Bank opts for longest rate raise run since independence in face of double-digit inflation, but £1,200 income hit per household means rates may not rise as much as markets expect

The Bank of England’s Monetary Policy Committee has opted to raise interest rates at its fourth successive meeting – the first time it has done this since becoming independent 25 years ago – and marked up the scale of Britain’s cost of living crisis by forecasting double-digit inflation and a £1,200 income squeeze, the Resolution Foundation said today (Thursday) in response to the Bank’s latest Monetary Policy Report (MPR).

The Foundation notes that the decision to raise to interest rates to 1 per cent is significant as it is the fourth successive rate rise, and bring rates back to levels not seen since the financial crisis.

The immediate direct impact of today’s rate rise is likely to muted – saving rates remain historically low, while less than one-in-ten households are on variable rate mortgages (due to falling home ownership, and increased take-up of fixed-rate mortgages) and will therefore see their monthly payments increase straight away.

In contrast, all households will be affected by the Bank’s updated economic outlook, which includes double-digit inflation later this year, peaking at 10.25 per cent – the first time the UK will have experienced such high inflation in 40 years.

This higher inflation outlook, coupled with weaker GDP growth, mean that the Bank is now forecasting Real Household Labour Income (RHLI) to fall by 3.25 per cent this year.
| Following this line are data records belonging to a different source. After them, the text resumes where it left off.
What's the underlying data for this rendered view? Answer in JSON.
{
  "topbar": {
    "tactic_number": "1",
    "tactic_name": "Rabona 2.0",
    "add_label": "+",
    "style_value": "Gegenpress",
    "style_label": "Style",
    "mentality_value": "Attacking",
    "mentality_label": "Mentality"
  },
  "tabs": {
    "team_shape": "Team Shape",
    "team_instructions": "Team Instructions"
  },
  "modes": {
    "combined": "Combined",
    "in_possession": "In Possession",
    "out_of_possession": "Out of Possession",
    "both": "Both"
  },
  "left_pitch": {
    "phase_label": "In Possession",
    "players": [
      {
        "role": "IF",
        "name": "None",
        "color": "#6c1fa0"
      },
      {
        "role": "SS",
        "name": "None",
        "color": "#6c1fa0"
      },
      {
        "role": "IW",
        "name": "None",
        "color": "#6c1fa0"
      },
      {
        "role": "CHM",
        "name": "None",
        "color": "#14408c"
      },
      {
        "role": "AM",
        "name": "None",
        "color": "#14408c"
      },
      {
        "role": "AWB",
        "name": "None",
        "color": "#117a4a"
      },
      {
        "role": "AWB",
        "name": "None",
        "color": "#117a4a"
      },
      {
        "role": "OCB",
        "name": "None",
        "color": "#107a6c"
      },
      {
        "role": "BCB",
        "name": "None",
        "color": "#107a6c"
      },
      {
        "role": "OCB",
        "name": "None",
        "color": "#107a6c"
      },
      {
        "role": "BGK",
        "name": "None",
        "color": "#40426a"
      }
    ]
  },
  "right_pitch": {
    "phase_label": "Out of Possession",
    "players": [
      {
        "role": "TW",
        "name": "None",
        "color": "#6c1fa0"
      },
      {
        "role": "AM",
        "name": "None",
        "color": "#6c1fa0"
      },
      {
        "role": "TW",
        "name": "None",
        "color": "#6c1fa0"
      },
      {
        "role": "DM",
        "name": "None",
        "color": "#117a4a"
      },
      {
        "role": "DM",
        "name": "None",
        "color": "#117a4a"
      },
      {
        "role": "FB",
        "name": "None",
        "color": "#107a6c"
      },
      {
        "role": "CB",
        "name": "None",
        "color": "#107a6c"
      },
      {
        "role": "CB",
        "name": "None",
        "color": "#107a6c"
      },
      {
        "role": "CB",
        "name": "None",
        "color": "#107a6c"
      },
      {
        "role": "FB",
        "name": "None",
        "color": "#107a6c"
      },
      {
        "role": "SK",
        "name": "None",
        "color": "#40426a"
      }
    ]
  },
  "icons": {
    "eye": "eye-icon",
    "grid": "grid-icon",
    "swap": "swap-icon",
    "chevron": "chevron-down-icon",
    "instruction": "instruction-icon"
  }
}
This is equivalent to an income fall of around £1,200 for the average household, says the Foundation.

The scale of that income fall, and the slowing of the economy that will follow, mean the Bank does not think the scale of interest rate rises currently expected by markets will be required to bring inflation back to target, says the Foundation.

James Smith, Research Director at the Resolution Foundation, said:

“The decision to raise interest rates today is important in the Bank’s fight to stop high inflation becoming entrenched. It will have relatively little immediate impact on households in the short term, although in time the intention is for unemployment to rise.

“Of more interest will be the pace and scale of future interest rate rises as the Bank of England – along with other central Banks – seek to tame inflation without inducing a recession. Here the Bank of England is clearly signalling that markets should calm down in terms of how rates might go – arguing that current market expectations would see unemployment rising for the next three years, and inflation undershooting their 2 per cent target.

“But if few households will feel a small interest rate rise immediately, everyone will be affected by the return of double-digit inflation as the Bank are now forecasting. This will further tighten Britain’s cost of living crisis, with families facing an average income loss of around £1,200 this year.

“This awful outlook for living standards may make monetary policy decisions harder, but it makes fiscal policy decisions far easier. The Government can’t shield us all from the pain of rising energy costs, but can and must provide more targeted support for the low-and-middle income households worst affected by this cost of living crisis.”